TUPAC SHAKUR, a wealthy, semi-famous 23-year-old rap singer, was shot, wounded, and robbed Wednesday morning outside a recording studio in New York City. What made the incident worthy of the front page of at least one prominent daily newspaper may have been that Mr. Shakur himself is on trial for a crime, accused of sexually assaulting a woman. Though saying he is innocent of the charges, he says he's just living in the fashion of the streets that he grew up in. His life is ``beyond good and evil,'' he has said. ``It's just what it is. It's a thug life.''
The last 20-something-year-old American to receive a similar amount of news coverage may have been rock singer Kurt Cobain, whose suicide brought widespread press reports earlier this year.
Thus there was a kind of irony in the fact that only the day before Shakur was wounded, and a few hundred miles to the west, students at the University of Rochester (N.Y.) released a study showing how their generation was both misreported and underreported in the news media. After analyzing a month of coverage of the so-called ``Generation X'' in five major newspapers and three national news magazines, the study found that the media generally write about young Americans only when they have engaged in crime or violence or if they are popular figures involved in music or sports. Little was said about the accomplishments of the generation or on topics that they found of interest, such as the quality and affordability of education or the job market.
The study's title, ``Press Images of Generation NeXt,'' suggests that the ``next'' generation is a better way to describe young adults than with an ``X.'' ``X stands for a void,'' says Christine Megliola, one of the students who conducted the study. ``We're vibrant, we're out there, we're doing things. There's a lot of diversity and individuality in our generation.''

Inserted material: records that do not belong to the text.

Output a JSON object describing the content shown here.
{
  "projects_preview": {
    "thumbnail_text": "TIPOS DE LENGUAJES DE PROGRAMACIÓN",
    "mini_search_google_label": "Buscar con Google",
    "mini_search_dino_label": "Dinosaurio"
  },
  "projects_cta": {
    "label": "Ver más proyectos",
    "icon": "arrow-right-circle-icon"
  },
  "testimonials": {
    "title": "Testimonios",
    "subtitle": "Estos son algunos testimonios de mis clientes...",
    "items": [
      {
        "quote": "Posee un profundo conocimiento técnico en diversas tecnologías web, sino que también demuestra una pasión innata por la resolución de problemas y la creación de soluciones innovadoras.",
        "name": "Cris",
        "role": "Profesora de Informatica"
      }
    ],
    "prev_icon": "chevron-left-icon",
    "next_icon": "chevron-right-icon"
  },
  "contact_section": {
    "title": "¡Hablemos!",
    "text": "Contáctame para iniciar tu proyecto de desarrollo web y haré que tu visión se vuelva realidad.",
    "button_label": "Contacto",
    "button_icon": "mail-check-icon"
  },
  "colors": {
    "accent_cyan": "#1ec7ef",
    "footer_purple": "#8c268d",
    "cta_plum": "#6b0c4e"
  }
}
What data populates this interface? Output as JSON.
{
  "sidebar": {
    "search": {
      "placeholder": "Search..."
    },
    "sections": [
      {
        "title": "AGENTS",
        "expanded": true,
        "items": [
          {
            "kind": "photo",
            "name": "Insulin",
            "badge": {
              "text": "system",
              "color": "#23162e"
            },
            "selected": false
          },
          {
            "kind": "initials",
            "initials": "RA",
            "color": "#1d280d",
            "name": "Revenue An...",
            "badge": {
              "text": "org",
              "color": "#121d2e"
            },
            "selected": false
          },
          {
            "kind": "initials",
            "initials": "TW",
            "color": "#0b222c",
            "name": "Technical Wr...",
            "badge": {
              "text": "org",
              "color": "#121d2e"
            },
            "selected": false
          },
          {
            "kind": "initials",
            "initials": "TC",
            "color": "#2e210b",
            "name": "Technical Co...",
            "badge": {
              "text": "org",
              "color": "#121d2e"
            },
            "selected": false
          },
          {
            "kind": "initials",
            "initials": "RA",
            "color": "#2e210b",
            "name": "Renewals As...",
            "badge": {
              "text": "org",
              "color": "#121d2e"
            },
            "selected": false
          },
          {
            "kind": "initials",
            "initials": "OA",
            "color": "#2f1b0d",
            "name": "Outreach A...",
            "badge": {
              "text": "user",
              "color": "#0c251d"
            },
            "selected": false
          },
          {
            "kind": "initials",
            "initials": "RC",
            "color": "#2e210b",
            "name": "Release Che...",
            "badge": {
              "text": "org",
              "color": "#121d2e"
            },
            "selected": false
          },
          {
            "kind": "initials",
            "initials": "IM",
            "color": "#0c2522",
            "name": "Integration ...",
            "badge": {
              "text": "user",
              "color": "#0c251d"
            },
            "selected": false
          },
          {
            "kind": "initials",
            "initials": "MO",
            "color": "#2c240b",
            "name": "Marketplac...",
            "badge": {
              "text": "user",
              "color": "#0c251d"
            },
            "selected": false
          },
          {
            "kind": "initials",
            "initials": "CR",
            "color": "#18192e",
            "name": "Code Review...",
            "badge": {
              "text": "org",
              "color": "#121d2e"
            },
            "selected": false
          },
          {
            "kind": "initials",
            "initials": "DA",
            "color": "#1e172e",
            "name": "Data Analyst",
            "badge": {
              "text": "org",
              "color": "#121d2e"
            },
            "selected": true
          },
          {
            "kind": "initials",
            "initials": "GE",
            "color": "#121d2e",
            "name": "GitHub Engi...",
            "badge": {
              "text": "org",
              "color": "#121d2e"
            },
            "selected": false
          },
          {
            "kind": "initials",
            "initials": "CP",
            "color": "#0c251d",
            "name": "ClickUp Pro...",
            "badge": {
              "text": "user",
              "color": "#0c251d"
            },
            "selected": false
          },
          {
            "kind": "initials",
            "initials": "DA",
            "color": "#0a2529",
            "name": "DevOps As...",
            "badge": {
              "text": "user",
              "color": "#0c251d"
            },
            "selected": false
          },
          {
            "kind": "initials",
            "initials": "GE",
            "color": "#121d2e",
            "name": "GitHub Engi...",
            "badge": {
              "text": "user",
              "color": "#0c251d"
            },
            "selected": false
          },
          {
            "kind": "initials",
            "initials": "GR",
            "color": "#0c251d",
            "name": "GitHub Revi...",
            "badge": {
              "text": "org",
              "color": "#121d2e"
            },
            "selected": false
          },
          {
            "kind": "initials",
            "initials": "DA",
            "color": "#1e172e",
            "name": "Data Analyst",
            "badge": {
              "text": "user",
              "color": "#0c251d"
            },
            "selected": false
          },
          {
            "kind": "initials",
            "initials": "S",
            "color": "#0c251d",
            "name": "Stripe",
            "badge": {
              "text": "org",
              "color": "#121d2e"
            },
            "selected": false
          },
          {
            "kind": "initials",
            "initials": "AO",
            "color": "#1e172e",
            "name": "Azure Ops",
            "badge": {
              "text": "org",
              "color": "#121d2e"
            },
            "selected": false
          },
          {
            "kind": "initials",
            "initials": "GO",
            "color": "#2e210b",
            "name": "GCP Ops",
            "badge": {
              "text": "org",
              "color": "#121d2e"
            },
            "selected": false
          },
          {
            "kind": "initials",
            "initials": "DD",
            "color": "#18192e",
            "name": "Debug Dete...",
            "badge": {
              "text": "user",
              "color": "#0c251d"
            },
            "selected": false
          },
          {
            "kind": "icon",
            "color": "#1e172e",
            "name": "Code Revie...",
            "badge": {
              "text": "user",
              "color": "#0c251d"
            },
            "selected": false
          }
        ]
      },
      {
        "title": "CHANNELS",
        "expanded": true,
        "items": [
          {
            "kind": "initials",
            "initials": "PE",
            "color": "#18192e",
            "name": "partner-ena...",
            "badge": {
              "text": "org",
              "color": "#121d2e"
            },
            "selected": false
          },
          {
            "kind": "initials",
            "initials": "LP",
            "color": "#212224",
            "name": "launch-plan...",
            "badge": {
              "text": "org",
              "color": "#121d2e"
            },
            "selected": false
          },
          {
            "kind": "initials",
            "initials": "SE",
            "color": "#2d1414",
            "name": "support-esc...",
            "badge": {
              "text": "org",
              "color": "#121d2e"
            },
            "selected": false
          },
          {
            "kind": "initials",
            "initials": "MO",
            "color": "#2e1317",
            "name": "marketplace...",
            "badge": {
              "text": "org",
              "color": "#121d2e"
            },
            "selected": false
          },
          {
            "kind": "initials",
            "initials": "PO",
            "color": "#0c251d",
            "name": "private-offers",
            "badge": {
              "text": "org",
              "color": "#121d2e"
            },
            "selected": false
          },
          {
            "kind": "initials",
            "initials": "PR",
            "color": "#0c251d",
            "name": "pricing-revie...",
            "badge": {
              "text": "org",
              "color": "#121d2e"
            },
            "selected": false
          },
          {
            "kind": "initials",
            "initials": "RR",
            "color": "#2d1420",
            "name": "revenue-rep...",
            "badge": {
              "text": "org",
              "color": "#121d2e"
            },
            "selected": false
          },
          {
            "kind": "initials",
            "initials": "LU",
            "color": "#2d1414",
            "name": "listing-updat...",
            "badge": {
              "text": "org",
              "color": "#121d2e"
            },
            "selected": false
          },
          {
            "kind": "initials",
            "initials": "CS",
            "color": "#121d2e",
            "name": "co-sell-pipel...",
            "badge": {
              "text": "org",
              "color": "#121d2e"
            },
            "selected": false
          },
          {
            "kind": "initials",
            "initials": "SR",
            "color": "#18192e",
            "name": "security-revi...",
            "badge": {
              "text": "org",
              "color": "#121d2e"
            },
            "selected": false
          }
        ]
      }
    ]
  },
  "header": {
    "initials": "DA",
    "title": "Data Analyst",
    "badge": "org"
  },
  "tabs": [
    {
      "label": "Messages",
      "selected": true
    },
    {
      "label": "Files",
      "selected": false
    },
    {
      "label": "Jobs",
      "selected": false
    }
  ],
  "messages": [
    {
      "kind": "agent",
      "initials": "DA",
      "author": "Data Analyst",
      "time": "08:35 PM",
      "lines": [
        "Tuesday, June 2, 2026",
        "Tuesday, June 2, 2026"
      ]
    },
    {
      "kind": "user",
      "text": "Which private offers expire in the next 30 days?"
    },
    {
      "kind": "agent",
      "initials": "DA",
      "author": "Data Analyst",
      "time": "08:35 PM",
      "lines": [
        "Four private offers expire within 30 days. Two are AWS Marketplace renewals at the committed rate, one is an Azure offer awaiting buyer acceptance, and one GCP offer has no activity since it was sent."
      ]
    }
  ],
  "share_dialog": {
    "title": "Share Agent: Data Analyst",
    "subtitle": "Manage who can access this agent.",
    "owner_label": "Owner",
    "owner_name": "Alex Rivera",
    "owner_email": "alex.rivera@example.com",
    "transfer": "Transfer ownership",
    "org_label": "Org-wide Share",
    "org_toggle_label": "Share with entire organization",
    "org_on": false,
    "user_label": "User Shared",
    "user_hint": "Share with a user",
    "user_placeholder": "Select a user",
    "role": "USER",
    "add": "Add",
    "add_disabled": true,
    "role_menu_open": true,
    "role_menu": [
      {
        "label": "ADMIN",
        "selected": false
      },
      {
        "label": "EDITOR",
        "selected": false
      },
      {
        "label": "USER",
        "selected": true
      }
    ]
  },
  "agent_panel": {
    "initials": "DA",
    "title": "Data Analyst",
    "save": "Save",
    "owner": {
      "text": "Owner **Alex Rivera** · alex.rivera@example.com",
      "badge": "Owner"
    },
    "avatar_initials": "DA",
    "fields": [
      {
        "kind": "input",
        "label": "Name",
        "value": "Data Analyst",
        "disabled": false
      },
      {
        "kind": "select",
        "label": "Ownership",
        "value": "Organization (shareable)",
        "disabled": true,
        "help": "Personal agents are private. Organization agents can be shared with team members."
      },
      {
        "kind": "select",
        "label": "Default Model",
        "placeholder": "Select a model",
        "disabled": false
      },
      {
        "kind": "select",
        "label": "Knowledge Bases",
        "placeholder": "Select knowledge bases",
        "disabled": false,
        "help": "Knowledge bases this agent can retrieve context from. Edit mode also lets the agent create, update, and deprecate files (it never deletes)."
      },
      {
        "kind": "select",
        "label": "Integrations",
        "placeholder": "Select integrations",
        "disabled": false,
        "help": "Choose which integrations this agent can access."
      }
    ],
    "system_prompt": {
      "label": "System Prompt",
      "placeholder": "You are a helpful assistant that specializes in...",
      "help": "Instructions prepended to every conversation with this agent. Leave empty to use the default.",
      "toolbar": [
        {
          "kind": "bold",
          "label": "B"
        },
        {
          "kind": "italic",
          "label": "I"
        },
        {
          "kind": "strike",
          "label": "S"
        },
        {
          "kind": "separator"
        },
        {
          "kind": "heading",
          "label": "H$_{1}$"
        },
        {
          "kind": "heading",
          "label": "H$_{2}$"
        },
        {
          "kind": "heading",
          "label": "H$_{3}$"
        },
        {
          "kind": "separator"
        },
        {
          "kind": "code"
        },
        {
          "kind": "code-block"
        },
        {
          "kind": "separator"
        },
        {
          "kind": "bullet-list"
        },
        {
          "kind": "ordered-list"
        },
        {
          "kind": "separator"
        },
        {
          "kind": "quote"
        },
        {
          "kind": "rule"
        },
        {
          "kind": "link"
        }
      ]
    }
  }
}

Even granting that the greatest accomplishments of people in their 20s may lie ahead of them, the study's point is well taken. The print media, in particular, are in a fret about how to attract younger readers. Humorist Dave Barry caught the panic well in a recent column when he noted that efforts so far have consisted mostly of `` `with-it' headlines designed to appeal to today's young people, like PANEL NIXES TRADE PACT, DUDE.''
So, we promise to try to do better at covering Generation NeXt. It's an effort that's been, like, lame.